### Given records

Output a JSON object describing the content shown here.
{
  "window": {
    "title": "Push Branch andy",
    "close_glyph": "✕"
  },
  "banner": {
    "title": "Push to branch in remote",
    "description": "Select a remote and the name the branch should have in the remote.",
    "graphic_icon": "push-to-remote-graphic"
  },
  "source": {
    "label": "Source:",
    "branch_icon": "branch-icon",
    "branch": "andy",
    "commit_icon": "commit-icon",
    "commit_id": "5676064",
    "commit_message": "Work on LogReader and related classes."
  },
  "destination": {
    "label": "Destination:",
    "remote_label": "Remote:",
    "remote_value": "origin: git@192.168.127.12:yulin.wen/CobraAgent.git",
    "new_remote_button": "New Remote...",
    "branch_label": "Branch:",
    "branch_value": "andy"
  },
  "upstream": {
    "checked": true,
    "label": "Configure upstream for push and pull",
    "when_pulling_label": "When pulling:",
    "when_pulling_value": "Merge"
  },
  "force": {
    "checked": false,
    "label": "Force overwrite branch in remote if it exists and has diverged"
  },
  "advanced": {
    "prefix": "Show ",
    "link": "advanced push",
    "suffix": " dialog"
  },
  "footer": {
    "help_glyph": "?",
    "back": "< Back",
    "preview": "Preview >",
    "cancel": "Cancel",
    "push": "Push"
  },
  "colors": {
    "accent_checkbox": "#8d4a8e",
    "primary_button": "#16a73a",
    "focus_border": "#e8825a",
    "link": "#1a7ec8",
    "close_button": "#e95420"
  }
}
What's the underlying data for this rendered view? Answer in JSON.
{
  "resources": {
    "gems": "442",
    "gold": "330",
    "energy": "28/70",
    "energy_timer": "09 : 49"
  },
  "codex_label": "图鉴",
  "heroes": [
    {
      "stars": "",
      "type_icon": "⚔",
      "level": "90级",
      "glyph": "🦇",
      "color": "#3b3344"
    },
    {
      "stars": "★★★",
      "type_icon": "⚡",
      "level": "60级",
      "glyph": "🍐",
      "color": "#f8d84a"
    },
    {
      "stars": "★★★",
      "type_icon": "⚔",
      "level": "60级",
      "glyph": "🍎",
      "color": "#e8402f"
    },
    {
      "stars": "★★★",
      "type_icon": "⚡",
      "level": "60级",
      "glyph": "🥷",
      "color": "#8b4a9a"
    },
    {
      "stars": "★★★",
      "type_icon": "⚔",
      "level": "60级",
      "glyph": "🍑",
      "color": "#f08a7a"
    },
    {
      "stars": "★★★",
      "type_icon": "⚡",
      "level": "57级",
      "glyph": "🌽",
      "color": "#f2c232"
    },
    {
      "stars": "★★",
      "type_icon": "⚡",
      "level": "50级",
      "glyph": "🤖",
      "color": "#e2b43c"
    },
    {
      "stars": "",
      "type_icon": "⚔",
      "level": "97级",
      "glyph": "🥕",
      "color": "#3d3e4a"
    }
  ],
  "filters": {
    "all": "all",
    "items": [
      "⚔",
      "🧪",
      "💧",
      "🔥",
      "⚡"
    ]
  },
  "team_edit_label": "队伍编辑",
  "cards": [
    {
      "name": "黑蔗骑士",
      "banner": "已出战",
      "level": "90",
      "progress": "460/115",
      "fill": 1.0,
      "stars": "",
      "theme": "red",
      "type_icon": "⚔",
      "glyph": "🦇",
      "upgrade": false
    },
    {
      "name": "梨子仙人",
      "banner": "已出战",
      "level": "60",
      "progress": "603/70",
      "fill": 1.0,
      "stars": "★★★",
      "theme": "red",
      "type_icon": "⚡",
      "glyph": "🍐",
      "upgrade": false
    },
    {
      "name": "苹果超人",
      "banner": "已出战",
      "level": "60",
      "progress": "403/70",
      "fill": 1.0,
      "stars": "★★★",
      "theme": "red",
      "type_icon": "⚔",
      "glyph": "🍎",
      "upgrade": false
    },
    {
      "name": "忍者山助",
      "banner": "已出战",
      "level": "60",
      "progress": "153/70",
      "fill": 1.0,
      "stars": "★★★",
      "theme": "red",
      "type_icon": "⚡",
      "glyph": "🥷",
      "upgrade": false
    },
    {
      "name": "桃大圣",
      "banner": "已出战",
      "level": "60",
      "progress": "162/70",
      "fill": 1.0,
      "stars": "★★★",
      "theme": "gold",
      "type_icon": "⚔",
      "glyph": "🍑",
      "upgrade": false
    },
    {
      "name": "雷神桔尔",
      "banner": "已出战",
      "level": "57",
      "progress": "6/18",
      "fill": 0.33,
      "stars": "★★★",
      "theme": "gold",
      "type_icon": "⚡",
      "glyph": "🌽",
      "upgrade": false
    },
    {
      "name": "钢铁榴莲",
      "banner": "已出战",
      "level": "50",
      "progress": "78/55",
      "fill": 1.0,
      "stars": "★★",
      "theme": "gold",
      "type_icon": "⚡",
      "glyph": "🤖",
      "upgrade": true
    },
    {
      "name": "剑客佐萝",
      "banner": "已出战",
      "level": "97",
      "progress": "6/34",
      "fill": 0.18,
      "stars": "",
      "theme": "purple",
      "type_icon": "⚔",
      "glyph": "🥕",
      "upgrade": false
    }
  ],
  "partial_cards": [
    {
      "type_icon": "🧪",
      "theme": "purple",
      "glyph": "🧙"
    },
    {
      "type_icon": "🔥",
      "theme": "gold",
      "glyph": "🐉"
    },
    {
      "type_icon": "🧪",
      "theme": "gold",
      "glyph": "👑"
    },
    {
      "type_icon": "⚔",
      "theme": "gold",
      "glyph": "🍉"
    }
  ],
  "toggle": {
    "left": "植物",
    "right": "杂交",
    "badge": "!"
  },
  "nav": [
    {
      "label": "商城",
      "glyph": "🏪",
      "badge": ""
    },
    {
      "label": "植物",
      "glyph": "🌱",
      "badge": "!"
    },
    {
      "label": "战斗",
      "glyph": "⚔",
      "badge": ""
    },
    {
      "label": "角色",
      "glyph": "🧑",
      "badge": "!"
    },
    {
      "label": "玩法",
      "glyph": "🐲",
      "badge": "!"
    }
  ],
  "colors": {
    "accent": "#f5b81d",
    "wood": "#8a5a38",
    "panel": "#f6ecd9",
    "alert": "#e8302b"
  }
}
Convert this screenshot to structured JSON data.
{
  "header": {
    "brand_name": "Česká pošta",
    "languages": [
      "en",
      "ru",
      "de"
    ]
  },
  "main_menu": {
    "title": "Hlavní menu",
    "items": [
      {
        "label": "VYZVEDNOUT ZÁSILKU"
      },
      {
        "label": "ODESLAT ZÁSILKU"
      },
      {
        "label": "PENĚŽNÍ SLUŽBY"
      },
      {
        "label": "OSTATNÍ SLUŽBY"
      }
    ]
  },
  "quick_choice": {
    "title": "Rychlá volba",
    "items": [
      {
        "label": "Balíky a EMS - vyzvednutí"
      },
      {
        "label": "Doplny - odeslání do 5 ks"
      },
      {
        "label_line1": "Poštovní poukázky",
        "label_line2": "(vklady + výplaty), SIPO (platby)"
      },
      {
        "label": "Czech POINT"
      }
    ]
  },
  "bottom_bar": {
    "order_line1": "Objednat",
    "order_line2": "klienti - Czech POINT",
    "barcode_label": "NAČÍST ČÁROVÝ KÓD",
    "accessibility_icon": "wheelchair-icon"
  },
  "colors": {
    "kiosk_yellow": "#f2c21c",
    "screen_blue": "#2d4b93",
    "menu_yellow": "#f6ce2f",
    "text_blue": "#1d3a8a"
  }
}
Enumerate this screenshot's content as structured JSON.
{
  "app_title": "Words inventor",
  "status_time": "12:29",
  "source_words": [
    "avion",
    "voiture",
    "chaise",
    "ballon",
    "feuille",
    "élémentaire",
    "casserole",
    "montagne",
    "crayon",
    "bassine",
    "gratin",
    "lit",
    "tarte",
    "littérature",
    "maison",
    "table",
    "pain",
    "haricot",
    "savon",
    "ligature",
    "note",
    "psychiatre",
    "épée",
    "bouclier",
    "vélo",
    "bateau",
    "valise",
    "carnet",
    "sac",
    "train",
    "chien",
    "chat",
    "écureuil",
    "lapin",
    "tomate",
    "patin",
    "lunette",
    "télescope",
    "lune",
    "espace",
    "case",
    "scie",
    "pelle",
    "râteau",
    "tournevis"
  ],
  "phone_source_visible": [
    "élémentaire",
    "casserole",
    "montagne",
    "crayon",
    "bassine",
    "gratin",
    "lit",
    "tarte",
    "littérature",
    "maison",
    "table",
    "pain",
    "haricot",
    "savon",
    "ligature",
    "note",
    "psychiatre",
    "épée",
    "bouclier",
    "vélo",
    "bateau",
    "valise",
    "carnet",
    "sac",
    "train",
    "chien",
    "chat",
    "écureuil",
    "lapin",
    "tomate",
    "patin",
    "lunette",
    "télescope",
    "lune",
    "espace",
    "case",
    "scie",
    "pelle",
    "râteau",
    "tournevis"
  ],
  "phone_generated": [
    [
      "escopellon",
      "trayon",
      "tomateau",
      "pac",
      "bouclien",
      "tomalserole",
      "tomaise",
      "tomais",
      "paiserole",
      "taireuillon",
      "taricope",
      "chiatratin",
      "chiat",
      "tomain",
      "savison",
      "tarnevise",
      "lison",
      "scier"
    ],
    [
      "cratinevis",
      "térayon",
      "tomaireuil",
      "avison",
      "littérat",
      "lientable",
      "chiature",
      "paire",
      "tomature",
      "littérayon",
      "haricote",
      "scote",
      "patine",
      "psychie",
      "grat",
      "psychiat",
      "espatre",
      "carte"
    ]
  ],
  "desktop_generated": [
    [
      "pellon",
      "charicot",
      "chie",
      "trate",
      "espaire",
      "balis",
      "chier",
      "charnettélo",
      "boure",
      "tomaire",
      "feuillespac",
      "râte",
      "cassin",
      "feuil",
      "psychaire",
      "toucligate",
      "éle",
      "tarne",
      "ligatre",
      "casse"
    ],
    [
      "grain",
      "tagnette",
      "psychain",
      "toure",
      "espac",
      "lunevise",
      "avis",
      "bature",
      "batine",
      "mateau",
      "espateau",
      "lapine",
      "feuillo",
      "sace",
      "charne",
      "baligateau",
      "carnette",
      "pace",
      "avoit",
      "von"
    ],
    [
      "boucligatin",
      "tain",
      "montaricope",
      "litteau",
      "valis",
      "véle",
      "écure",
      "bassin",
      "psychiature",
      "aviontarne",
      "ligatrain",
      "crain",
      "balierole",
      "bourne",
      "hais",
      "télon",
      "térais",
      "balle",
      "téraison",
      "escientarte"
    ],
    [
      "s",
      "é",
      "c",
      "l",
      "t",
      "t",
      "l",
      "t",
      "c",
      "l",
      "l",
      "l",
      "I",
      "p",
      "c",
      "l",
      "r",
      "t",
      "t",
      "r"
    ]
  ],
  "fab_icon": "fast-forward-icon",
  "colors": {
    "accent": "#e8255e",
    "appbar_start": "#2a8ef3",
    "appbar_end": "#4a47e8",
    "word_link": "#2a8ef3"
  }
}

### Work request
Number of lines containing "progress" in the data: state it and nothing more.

### Output for this task
8